Conference supports the goal of ensuring that all NHS patients have fast and convenient access to high quality, publicly funded services that are responsive to patient needs. Conference believes that, up and down the UK, NHS staff are already striving hard to achieve this: bringing down waiting lists; putting patients at the heart of decision-making; and developing new and innovative ways of providing services. Conference welcomes the steps the government has taken to better enable staff to build on this progress, for instance by working together with UNISON to give staff improved access to training through the NHS university.

However, Conference opposes the government’s determination to continue its privatisation of the NHS by giving all NHS patients in England, who need elective treatment, a choice of provider at the point of GP referral, including the option to go in to a private sector hospital. Together with the introduction of a new NHS financial system in which money will follow the patient, this will result in the creation of a competitive commercial market in the NHS, in which hospitals compete against each other and the private sector for the most profitable patients.

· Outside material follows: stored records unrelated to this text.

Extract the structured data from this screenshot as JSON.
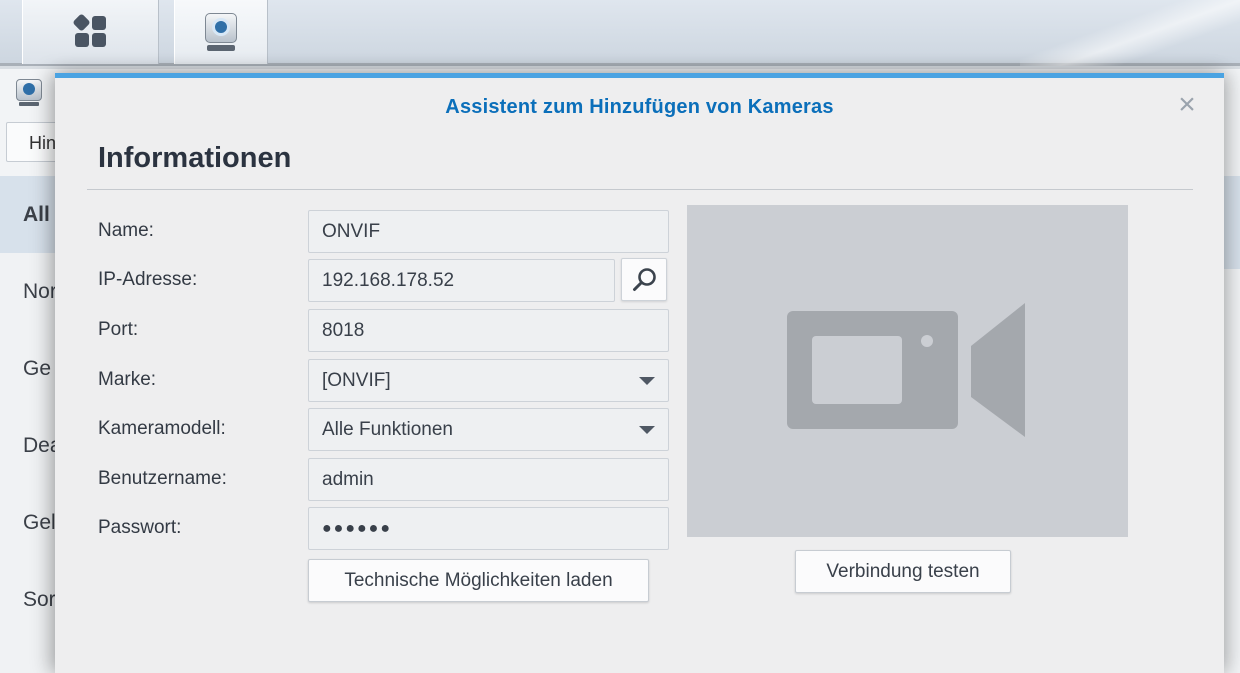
{
  "taskbar": {
    "apps": [
      {
        "name": "main-menu",
        "icon": "grid-icon"
      },
      {
        "name": "surveillance-station",
        "icon": "camera-app-icon"
      }
    ]
  },
  "background_window": {
    "button_label": "Hin",
    "sidebar_items": [
      "All",
      "Nor",
      "Ge",
      "Dea",
      "Gel",
      "Sor"
    ],
    "active_item_index": 0
  },
  "dialog": {
    "title": "Assistent zum Hinzufügen von Kameras",
    "close_icon": "close-icon",
    "heading": "Informationen",
    "fields": {
      "name": {
        "label": "Name:",
        "value": "ONVIF"
      },
      "ip": {
        "label": "IP-Adresse:",
        "value": "192.168.178.52"
      },
      "port": {
        "label": "Port:",
        "value": "8018"
      },
      "brand": {
        "label": "Marke:",
        "value": "[ONVIF]"
      },
      "model": {
        "label": "Kameramodell:",
        "value": "Alle Funktionen"
      },
      "username": {
        "label": "Benutzername:",
        "value": "admin"
      },
      "password": {
        "label": "Passwort:",
        "value": "●●●●●●"
      }
    },
    "load_capabilities_label": "Technische Möglichkeiten laden",
    "test_connection_label": "Verbindung testen",
    "preview_icon": "video-camera-icon"
  },
  "colors": {
    "accent": "#0b6fba",
    "dialog_top_border": "#4aa3e2",
    "preview_bg": "#cbced3",
    "preview_icon": "#a4a8ad"
  }
}
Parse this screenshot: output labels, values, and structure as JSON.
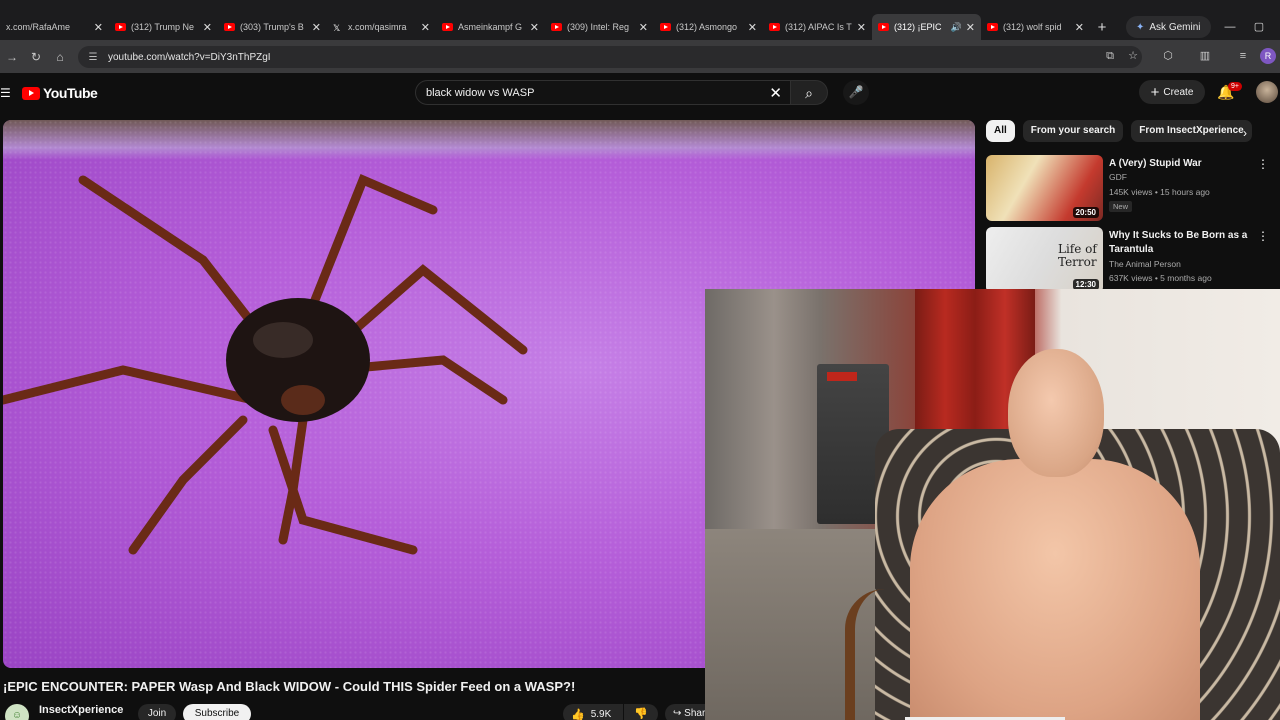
{
  "browser": {
    "tabs": [
      {
        "label": "x.com/RafaAme",
        "icon": "none"
      },
      {
        "label": "(312) Trump Ne",
        "icon": "youtube"
      },
      {
        "label": "(303) Trump's B",
        "icon": "youtube"
      },
      {
        "label": "x.com/qasimra",
        "icon": "x"
      },
      {
        "label": "Asmeinkampf G",
        "icon": "youtube"
      },
      {
        "label": "(309) Intel: Reg",
        "icon": "youtube"
      },
      {
        "label": "(312) Asmongo",
        "icon": "youtube"
      },
      {
        "label": "(312) AIPAC Is T",
        "icon": "youtube"
      },
      {
        "label": "(312) ¡EPIC",
        "icon": "youtube",
        "active": true
      },
      {
        "label": "(312) wolf spid",
        "icon": "youtube"
      }
    ],
    "ask_gemini": "Ask Gemini",
    "url": "youtube.com/watch?v=DiY3nThPZgI",
    "profile_initial": "R"
  },
  "youtube": {
    "logo_text": "YouTube",
    "search_value": "black widow vs WASP",
    "create_label": "Create",
    "notification_count": "9+"
  },
  "video": {
    "title": "¡EPIC ENCOUNTER: PAPER Wasp And Black WIDOW - Could THIS Spider Feed on a WASP?!",
    "channel": "InsectXperience",
    "join_label": "Join",
    "subscribe_label": "Subscribe",
    "likes": "5.9K",
    "share_label": "Share"
  },
  "sidebar": {
    "chips": [
      "All",
      "From your search",
      "From InsectXperience"
    ],
    "recommendations": [
      {
        "title": "A (Very) Stupid War",
        "channel": "GDF",
        "meta": "145K views • 15 hours ago",
        "badge": "New",
        "duration": "20:50"
      },
      {
        "title": "Why It Sucks to Be Born as a Tarantula",
        "channel": "The Animal Person",
        "meta": "637K views • 5 months ago",
        "duration": "12:30",
        "thumb_text": "Life of Terror"
      }
    ]
  },
  "colors": {
    "youtube_red": "#ff0000",
    "video_bg": "#b55ed9",
    "subscribe_bg": "#f1f1f1"
  }
}
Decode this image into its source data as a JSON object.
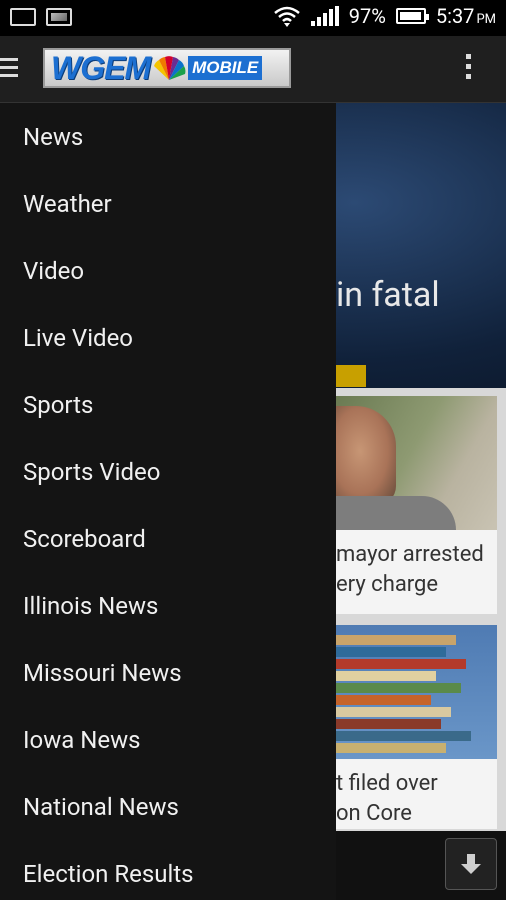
{
  "status_bar": {
    "battery_percent": "97%",
    "battery_level": 0.97,
    "time": "5:37",
    "ampm": "PM"
  },
  "app_bar": {
    "logo_text": "WGEM",
    "logo_suffix": "MOBILE"
  },
  "background": {
    "hero_title": "in fatal",
    "cards": [
      {
        "line1": "mayor arrested",
        "line2": "ery charge"
      },
      {
        "line1": "t filed over",
        "line2": "on Core"
      }
    ]
  },
  "drawer": {
    "items": [
      "News",
      "Weather",
      "Video",
      "Live Video",
      "Sports",
      "Sports Video",
      "Scoreboard",
      "Illinois News",
      "Missouri News",
      "Iowa News",
      "National News",
      "Election Results"
    ]
  }
}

Conference believes that rather than the ability to choose a hospital, what NHS patients really want is the knowledge that they have a high quality local hospital with high standards of care at which they can receive fast and appropriate treatment should they need it.

Conference further considers that patient choice of hospital at the point of referral, if implemented without safeguards, could lead to a similar increase in inequalities as has been seen as a result of the policy of choice in schools. There is a danger that the hospitals that are most popular may seek to cherry-pick the most profitable patients, creating a situation in which, far from the patient choosing the hospital, the hospital chooses the patient. Meanwhile, hospitals that lose patients could be trapped in a cycle of downwards decline, struggling to maintain services on ever decreasing amounts of funding.

Conference therefore calls upon the National Executive Council, together with the Health Service Group Executive, to:

1)support branches in campaigning and their individual fights against the introduction of foundation trusts and continue to work to prevent the potential negative effects of foundation trusts, such as increased inequalities between hospitals and poaching of staff;

2)seek to ensure that control of foundation hospitals is not seized by far right organisations such as the BNP;

3)collect evidence from the experience of the first foundation trusts, in time to inform UNISON’s submission to the commission for healthcare audit and inspection’s review of the foundation trust policy in 2004-2005;

4)raise with government concerns about the potential detrimental effects of the introduction of patient choice at the point of GP referral which could lead to greater inequalities in NHS services for patients;

5) develop a non-market based agenda for NHS improvement, drawing on the experience of NHS reform in the devolved nations.